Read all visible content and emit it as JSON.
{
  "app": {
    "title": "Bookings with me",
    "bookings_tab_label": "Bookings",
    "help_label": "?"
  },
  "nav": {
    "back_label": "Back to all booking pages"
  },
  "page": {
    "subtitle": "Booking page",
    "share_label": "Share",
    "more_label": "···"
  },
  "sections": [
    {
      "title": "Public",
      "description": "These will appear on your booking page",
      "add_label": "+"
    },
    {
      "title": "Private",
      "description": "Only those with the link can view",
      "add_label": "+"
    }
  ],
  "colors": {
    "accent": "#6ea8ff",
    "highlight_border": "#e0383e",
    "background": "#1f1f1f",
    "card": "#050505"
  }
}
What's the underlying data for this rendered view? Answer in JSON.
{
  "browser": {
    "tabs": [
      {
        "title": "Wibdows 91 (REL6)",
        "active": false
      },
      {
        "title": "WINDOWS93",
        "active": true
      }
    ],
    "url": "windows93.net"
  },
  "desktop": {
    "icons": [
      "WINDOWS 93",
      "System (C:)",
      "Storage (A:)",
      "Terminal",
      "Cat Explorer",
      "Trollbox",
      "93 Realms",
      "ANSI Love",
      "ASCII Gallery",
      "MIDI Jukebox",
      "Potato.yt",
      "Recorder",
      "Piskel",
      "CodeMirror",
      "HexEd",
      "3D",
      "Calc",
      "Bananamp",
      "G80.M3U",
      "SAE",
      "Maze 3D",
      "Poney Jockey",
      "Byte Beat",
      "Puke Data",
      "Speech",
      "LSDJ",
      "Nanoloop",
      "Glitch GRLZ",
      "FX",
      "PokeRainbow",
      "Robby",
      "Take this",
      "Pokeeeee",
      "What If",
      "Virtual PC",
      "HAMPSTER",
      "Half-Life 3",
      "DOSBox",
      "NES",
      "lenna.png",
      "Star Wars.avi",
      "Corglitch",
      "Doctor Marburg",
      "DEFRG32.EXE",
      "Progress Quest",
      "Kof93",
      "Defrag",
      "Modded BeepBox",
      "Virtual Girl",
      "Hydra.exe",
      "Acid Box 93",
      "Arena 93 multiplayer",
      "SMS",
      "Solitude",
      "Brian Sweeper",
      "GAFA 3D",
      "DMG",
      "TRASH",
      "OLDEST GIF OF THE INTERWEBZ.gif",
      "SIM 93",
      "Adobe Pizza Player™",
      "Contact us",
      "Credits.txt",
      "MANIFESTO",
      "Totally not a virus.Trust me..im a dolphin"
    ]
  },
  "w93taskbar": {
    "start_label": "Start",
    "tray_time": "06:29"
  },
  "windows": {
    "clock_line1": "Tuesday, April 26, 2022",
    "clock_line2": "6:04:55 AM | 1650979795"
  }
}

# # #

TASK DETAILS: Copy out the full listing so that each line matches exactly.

SOLUTION TO THIS TASK:
Read all visible content and emit it as JSON.
{
  "app": {
    "title": "Bookings with me",
    "bookings_tab_label": "Bookings",
    "help_label": "?"
  },
  "nav": {
    "back_label": "Back to all booking pages"
  },
  "page": {
    "subtitle": "Booking page",
    "share_label": "Share",
    "more_label": "···"
  },
  "sections": [
    {
      "title": "Public",
      "description": "These will appear on your booking page",
      "add_label": "+"
    },
    {
      "title": "Private",
      "description": "Only those with the link can view",
      "add_label": "+"
    }
  ],
  "colors": {
    "accent": "#6ea8ff",
    "highlight_border": "#e0383e",
    "background": "#1f1f1f",
    "card": "#050505"
  }
}
What's the underlying data for this rendered view? Answer in JSON.
{
  "browser": {
    "tabs": [
      {
        "title": "Wibdows 91 (REL6)",
        "active": false
      },
      {
        "title": "WINDOWS93",
        "active": true
      }
    ],
    "url": "windows93.net"
  },
  "desktop": {
    "icons": [
      "WINDOWS 93",
      "System (C:)",
      "Storage (A:)",
      "Terminal",
      "Cat Explorer",
      "Trollbox",
      "93 Realms",
      "ANSI Love",
      "ASCII Gallery",
      "MIDI Jukebox",
      "Potato.yt",
      "Recorder",
      "Piskel",
      "CodeMirror",
      "HexEd",
      "3D",
      "Calc",
      "Bananamp",
      "G80.M3U",
      "SAE",
      "Maze 3D",
      "Poney Jockey",
      "Byte Beat",
      "Puke Data",
      "Speech",
      "LSDJ",
      "Nanoloop",
      "Glitch GRLZ",
      "FX",
      "PokeRainbow",
      "Robby",
      "Take this",
      "Pokeeeee",
      "What If",
      "Virtual PC",
      "HAMPSTER",
      "Half-Life 3",
      "DOSBox",
      "NES",
      "lenna.png",
      "Star Wars.avi",
      "Corglitch",
      "Doctor Marburg",
      "DEFRG32.EXE",
      "Progress Quest",
      "Kof93",
      "Defrag",
      "Modded BeepBox",
      "Virtual Girl",
      "Hydra.exe",
      "Acid Box 93",
      "Arena 93 multiplayer",
      "SMS",
      "Solitude",
      "Brian Sweeper",
      "GAFA 3D",
      "DMG",
      "TRASH",
      "OLDEST GIF OF THE INTERWEBZ.gif",
      "SIM 93",
      "Adobe Pizza Player™",
      "Contact us",
      "Credits.txt",
      "MANIFESTO",
      "Totally not a virus.Trust me..im a dolphin"
    ]
  },
  "w93taskbar": {
    "start_label": "Start",
    "tray_time": "06:29"
  },
  "windows": {
    "clock_line1": "Tuesday, April 26, 2022",
    "clock_line2": "6:04:55 AM | 1650979795"
  }
}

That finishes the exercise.